───── DATA RECORDS ─────

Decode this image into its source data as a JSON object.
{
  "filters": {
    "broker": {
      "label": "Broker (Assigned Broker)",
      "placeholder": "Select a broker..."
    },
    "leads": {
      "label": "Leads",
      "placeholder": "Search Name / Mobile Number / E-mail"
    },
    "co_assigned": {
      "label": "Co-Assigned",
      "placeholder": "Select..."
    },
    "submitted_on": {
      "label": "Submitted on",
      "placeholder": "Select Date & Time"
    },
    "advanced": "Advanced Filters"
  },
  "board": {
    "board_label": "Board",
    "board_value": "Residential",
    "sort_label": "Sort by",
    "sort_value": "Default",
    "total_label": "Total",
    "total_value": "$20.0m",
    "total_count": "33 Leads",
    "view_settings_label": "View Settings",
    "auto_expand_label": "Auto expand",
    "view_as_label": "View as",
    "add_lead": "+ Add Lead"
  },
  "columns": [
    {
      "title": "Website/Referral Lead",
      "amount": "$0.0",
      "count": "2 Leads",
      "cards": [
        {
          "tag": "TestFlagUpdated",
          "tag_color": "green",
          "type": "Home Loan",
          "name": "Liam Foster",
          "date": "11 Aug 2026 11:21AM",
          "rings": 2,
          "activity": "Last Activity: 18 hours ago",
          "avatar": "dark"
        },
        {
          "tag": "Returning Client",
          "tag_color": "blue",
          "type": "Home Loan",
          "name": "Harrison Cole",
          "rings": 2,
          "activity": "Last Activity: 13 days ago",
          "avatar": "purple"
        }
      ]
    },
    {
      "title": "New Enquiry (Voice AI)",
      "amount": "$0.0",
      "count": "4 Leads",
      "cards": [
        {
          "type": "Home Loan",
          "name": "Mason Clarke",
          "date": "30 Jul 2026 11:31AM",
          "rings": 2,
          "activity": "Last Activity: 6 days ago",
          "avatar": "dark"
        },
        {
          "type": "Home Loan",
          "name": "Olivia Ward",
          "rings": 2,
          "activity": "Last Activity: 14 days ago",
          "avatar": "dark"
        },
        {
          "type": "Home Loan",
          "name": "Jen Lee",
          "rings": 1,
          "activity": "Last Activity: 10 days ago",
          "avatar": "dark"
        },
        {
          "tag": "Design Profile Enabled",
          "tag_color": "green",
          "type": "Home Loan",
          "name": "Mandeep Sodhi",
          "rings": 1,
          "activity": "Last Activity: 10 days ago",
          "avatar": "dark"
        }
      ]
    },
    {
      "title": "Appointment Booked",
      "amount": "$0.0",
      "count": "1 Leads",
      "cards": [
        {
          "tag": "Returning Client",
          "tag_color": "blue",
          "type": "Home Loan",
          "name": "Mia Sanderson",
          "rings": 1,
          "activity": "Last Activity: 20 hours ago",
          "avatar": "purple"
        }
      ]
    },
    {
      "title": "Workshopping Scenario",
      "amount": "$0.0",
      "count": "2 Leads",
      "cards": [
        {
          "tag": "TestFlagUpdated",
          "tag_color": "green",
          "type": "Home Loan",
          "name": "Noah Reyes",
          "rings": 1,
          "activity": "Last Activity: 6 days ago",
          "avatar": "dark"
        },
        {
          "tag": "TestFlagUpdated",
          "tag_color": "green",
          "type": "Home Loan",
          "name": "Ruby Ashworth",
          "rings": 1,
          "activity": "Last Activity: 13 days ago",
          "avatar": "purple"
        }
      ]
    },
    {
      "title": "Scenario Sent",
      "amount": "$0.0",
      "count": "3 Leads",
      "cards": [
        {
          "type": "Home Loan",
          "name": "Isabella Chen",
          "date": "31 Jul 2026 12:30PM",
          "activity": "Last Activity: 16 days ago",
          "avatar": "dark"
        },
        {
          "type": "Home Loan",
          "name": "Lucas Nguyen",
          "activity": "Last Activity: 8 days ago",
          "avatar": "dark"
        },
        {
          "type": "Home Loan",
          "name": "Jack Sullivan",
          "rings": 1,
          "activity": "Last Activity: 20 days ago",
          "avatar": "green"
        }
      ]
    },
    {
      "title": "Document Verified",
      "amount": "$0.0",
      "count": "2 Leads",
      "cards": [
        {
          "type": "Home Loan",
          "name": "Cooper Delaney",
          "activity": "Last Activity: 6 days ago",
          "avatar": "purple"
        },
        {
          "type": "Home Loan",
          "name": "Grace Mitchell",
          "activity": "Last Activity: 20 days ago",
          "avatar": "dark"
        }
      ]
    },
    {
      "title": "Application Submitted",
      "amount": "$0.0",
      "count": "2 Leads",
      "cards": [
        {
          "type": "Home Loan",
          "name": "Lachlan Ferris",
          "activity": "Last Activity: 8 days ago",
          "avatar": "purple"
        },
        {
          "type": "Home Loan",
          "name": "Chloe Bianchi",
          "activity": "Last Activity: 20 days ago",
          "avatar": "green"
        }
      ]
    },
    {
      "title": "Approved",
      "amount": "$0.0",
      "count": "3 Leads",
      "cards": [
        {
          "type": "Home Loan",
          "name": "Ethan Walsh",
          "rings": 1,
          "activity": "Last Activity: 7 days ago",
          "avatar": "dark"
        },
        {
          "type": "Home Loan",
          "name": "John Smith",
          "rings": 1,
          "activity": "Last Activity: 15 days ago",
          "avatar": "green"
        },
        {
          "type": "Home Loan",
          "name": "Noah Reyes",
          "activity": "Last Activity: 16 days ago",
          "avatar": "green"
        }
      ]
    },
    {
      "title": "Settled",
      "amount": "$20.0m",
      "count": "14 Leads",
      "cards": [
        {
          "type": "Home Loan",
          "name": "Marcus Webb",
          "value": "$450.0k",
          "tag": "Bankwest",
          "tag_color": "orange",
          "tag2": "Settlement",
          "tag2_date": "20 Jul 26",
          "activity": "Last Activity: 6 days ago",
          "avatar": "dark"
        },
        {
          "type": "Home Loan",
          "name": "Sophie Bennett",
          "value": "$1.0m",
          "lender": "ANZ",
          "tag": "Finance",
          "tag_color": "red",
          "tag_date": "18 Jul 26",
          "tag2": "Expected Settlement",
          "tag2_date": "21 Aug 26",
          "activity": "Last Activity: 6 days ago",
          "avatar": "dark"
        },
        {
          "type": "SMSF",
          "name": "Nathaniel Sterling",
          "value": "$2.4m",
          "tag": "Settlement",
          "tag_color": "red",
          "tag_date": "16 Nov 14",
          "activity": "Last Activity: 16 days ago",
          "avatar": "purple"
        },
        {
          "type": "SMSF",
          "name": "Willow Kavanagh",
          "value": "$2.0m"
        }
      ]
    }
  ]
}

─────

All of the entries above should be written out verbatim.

* SOLUTION:
Decode this image into its source data as a JSON object.
{
  "filters": {
    "broker": {
      "label": "Broker (Assigned Broker)",
      "placeholder": "Select a broker..."
    },
    "leads": {
      "label": "Leads",
      "placeholder": "Search Name / Mobile Number / E-mail"
    },
    "co_assigned": {
      "label": "Co-Assigned",
      "placeholder": "Select..."
    },
    "submitted_on": {
      "label": "Submitted on",
      "placeholder": "Select Date & Time"
    },
    "advanced": "Advanced Filters"
  },
  "board": {
    "board_label": "Board",
    "board_value": "Residential",
    "sort_label": "Sort by",
    "sort_value": "Default",
    "total_label": "Total",
    "total_value": "$20.0m",
    "total_count": "33 Leads",
    "view_settings_label": "View Settings",
    "auto_expand_label": "Auto expand",
    "view_as_label": "View as",
    "add_lead": "+ Add Lead"
  },
  "columns": [
    {
      "title": "Website/Referral Lead",
      "amount": "$0.0",
      "count": "2 Leads",
      "cards": [
        {
          "tag": "TestFlagUpdated",
          "tag_color": "green",
          "type": "Home Loan",
          "name": "Liam Foster",
          "date": "11 Aug 2026 11:21AM",
          "rings": 2,
          "activity": "Last Activity: 18 hours ago",
          "avatar": "dark"
        },
        {
          "tag": "Returning Client",
          "tag_color": "blue",
          "type": "Home Loan",
          "name": "Harrison Cole",
          "rings": 2,
          "activity": "Last Activity: 13 days ago",
          "avatar": "purple"
        }
      ]
    },
    {
      "title": "New Enquiry (Voice AI)",
      "amount": "$0.0",
      "count": "4 Leads",
      "cards": [
        {
          "type": "Home Loan",
          "name": "Mason Clarke",
          "date": "30 Jul 2026 11:31AM",
          "rings": 2,
          "activity": "Last Activity: 6 days ago",
          "avatar": "dark"
        },
        {
          "type": "Home Loan",
          "name": "Olivia Ward",
          "rings": 2,
          "activity": "Last Activity: 14 days ago",
          "avatar": "dark"
        },
        {
          "type": "Home Loan",
          "name": "Jen Lee",
          "rings": 1,
          "activity": "Last Activity: 10 days ago",
          "avatar": "dark"
        },
        {
          "tag": "Design Profile Enabled",
          "tag_color": "green",
          "type": "Home Loan",
          "name": "Mandeep Sodhi",
          "rings": 1,
          "activity": "Last Activity: 10 days ago",
          "avatar": "dark"
        }
      ]
    },
    {
      "title": "Appointment Booked",
      "amount": "$0.0",
      "count": "1 Leads",
      "cards": [
        {
          "tag": "Returning Client",
          "tag_color": "blue",
          "type": "Home Loan",
          "name": "Mia Sanderson",
          "rings": 1,
          "activity": "Last Activity: 20 hours ago",
          "avatar": "purple"
        }
      ]
    },
    {
      "title": "Workshopping Scenario",
      "amount": "$0.0",
      "count": "2 Leads",
      "cards": [
        {
          "tag": "TestFlagUpdated",
          "tag_color": "green",
          "type": "Home Loan",
          "name": "Noah Reyes",
          "rings": 1,
          "activity": "Last Activity: 6 days ago",
          "avatar": "dark"
        },
        {
          "tag": "TestFlagUpdated",
          "tag_color": "green",
          "type": "Home Loan",
          "name": "Ruby Ashworth",
          "rings": 1,
          "activity": "Last Activity: 13 days ago",
          "avatar": "purple"
        }
      ]
    },
    {
      "title": "Scenario Sent",
      "amount": "$0.0",
      "count": "3 Leads",
      "cards": [
        {
          "type": "Home Loan",
          "name": "Isabella Chen",
          "date": "31 Jul 2026 12:30PM",
          "activity": "Last Activity: 16 days ago",
          "avatar": "dark"
        },
        {
          "type": "Home Loan",
          "name": "Lucas Nguyen",
          "activity": "Last Activity: 8 days ago",
          "avatar": "dark"
        },
        {
          "type": "Home Loan",
          "name": "Jack Sullivan",
          "rings": 1,
          "activity": "Last Activity: 20 days ago",
          "avatar": "green"
        }
      ]
    },
    {
      "title": "Document Verified",
      "amount": "$0.0",
      "count": "2 Leads",
      "cards": [
        {
          "type": "Home Loan",
          "name": "Cooper Delaney",
          "activity": "Last Activity: 6 days ago",
          "avatar": "purple"
        },
        {
          "type": "Home Loan",
          "name": "Grace Mitchell",
          "activity": "Last Activity: 20 days ago",
          "avatar": "dark"
        }
      ]
    },
    {
      "title": "Application Submitted",
      "amount": "$0.0",
      "count": "2 Leads",
      "cards": [
        {
          "type": "Home Loan",
          "name": "Lachlan Ferris",
          "activity": "Last Activity: 8 days ago",
          "avatar": "purple"
        },
        {
          "type": "Home Loan",
          "name": "Chloe Bianchi",
          "activity": "Last Activity: 20 days ago",
          "avatar": "green"
        }
      ]
    },
    {
      "title": "Approved",
      "amount": "$0.0",
      "count": "3 Leads",
      "cards": [
        {
          "type": "Home Loan",
          "name": "Ethan Walsh",
          "rings": 1,
          "activity": "Last Activity: 7 days ago",
          "avatar": "dark"
        },
        {
          "type": "Home Loan",
          "name": "John Smith",
          "rings": 1,
          "activity": "Last Activity: 15 days ago",
          "avatar": "green"
        },
        {
          "type": "Home Loan",
          "name": "Noah Reyes",
          "activity": "Last Activity: 16 days ago",
          "avatar": "green"
        }
      ]
    },
    {
      "title": "Settled",
      "amount": "$20.0m",
      "count": "14 Leads",
      "cards": [
        {
          "type": "Home Loan",
          "name": "Marcus Webb",
          "value": "$450.0k",
          "tag": "Bankwest",
          "tag_color": "orange",
          "tag2": "Settlement",
          "tag2_date": "20 Jul 26",
          "activity": "Last Activity: 6 days ago",
          "avatar": "dark"
        },
        {
          "type": "Home Loan",
          "name": "Sophie Bennett",
          "value": "$1.0m",
          "lender": "ANZ",
          "tag": "Finance",
          "tag_color": "red",
          "tag_date": "18 Jul 26",
          "tag2": "Expected Settlement",
          "tag2_date": "21 Aug 26",
          "activity": "Last Activity: 6 days ago",
          "avatar": "dark"
        },
        {
          "type": "SMSF",
          "name": "Nathaniel Sterling",
          "value": "$2.4m",
          "tag": "Settlement",
          "tag_color": "red",
          "tag_date": "16 Nov 14",
          "activity": "Last Activity: 16 days ago",
          "avatar": "purple"
        },
        {
          "type": "SMSF",
          "name": "Willow Kavanagh",
          "value": "$2.0m"
        }
      ]
    }
  ]
}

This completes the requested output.